At the start of the lockdown Gavin Price, owner of the Fountain Bar in Aberfeldy, gave what was left of his pubs stock away to vulnerable people in the community when it was announced that the country was going into lockdown.
After his first weekend more, and more, people became involved, soon other restaurants got involved which started Feldy Roo and resulted in some 40,000 free meals being delivered around the town.
Gavin says: “Ten businesses got involved in Feldy Roo, they did so with no knowledge of us getting the funding did, they came on giving whole hardheartedly their support, commitment, to provide meals not knowing they would be recompensed for that at some point.
“If that hadn’t happened, I wouldn’t be sitting speaking to you now about an MBE or the Fountain bar wouldn’t winning the British pub of the year, these things wouldn’t have happened if these businesses didn’t get involved.
“Likewise, there’s over one hundred volunteers involved in this project, again if they hadn’t done so the project wouldn’t have been possible. It goes without saying we wouldn’t be here speaking if these volunteers didn’t give their time selflessly given their time to do what they did.
“The list goes on, we put a funding team together, if they hadn’t been so good at their job we wouldn’t be having this conversation.”

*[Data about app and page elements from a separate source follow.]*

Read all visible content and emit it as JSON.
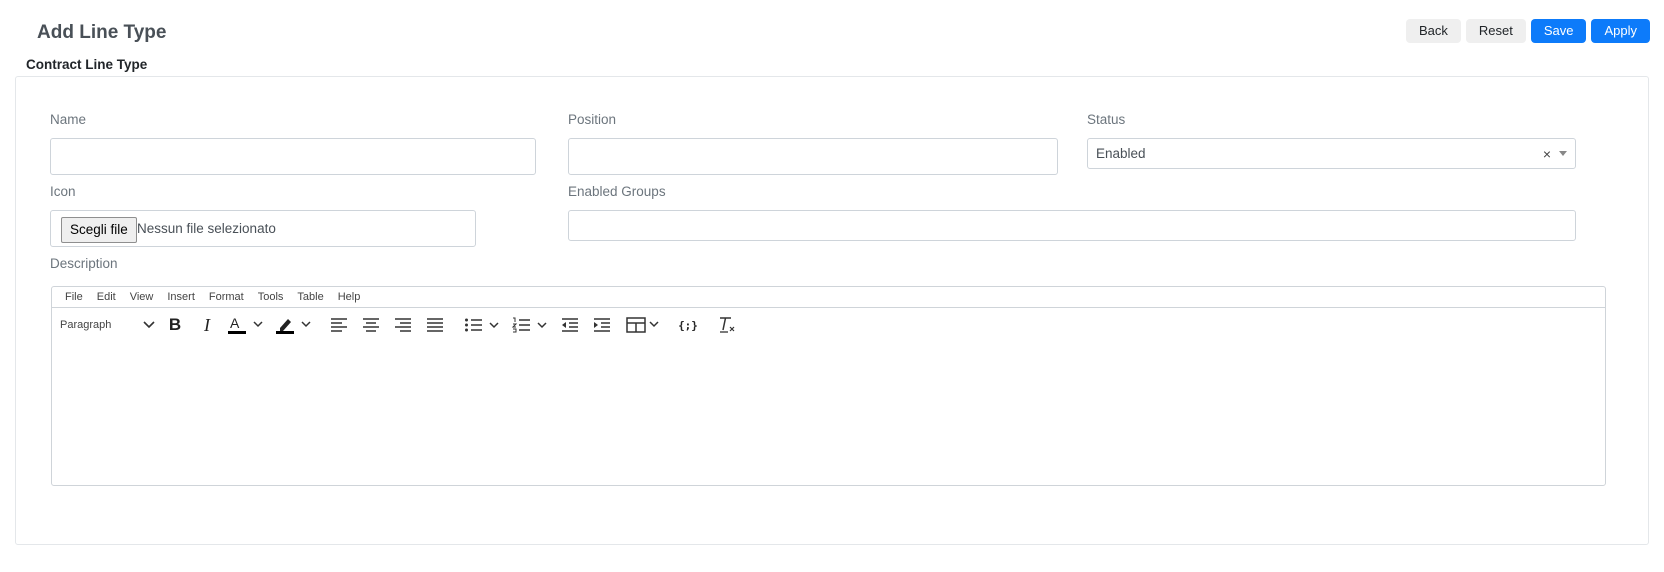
{
  "page": {
    "title": "Add Line Type"
  },
  "actions": {
    "back": "Back",
    "reset": "Reset",
    "save": "Save",
    "apply": "Apply"
  },
  "section": {
    "title": "Contract Line Type"
  },
  "form": {
    "name": {
      "label": "Name",
      "value": ""
    },
    "position": {
      "label": "Position",
      "value": ""
    },
    "status": {
      "label": "Status",
      "value": "Enabled",
      "clear": "×"
    },
    "icon": {
      "label": "Icon",
      "button": "Scegli file",
      "text": "Nessun file selezionato"
    },
    "enabled_groups": {
      "label": "Enabled Groups",
      "value": ""
    },
    "description": {
      "label": "Description"
    }
  },
  "editor": {
    "menu": [
      "File",
      "Edit",
      "View",
      "Insert",
      "Format",
      "Tools",
      "Table",
      "Help"
    ],
    "block_format": "Paragraph",
    "icons": [
      "chevron-down-icon",
      "bold-icon",
      "italic-icon",
      "text-color-icon",
      "highlight-icon",
      "align-left-icon",
      "align-center-icon",
      "align-right-icon",
      "align-justify-icon",
      "bullet-list-icon",
      "numbered-list-icon",
      "outdent-icon",
      "indent-icon",
      "table-icon",
      "code-variable-icon",
      "clear-formatting-icon"
    ]
  },
  "colors": {
    "primary": "#0d7bfa",
    "light_button": "#efefef",
    "border": "#ced4da"
  }
}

For Gavin, this award needs to recognise the hard work and effort from everyone involved saying he feels ‘slightly uneasy about it’ being an ‘individual award.’
In his words, ‘the awards are nice’ but for him ‘the important thing’ was ‘providing the service’ which Feldy Roo offered to the vulnerable people in Aberfeldy and its surrounding towns and villages.
As an experienced professional football player, coach and manager, Gavin see’s a connection between running both a sporting and delivery team.
Gavin said: “You’re used to managing a team at football, you’re used to trying to put people in the best positions if you like. You’ve got to know who’s the best striker and the best goal keeper.
“I guess that helps because when we put our team together you can recognise the qualities of certain people and we did really well.”
So much of the success lies in the team says Gavin, he adds: “Julie, for example, was involved right from the start and she’s such a good organiser so just left her to get on with organising certain things and we got the best out of that.
“And that’s it, you’ve got your funding team and you know they’re good at what they do and you’re in a position to get the best out of them and boy did they perform.
“We had George from the Co-Op that was amazing, him and his wife Shirley did the games and the raffles and I think, on their own, they raised around sixteen thousand pounds.
“Anita out in Grandtully she was excellent in pulling all that side together, and Wendy, Gordon that were brilliant likewise in Kenmore. You find the best people in the best areas to do it.
“And I certainly don’t mean to miss anybody in what I’m saying there, everybody played their part, and I suppose if you use the analogy of Football we found the best positions for the team to be in.”
Looking back Gavin see’s the success as being ‘a big jigsaw that came together really, really, easily.’
Having won the Great British Pubs 2020 Award, Aberfeldy’s community has decided how it wants to spend the £10,000 cash prize.
While the award was given to the Fountain Bar, Gavin wants to see that the reward goes back to the same people who helped get the community its recognition in the first place.
A poll on Facebook found that the majority of people want to see the fountain in the square at Aberfeldy back up and running again with commemorations of the massive community effort.
Gavin says: “We’re hoping to get that reinstated, with water flowing, maybe get some commemorative slabs around it telling the story of two thousand and twenty.
“The other option was to help with the Christmas lights through the square and, hopefully, in a bigger project through the whole town.
“And if there’s anything left over, I think in second place came the lights, so we would like to try and at least get the square done if we can.”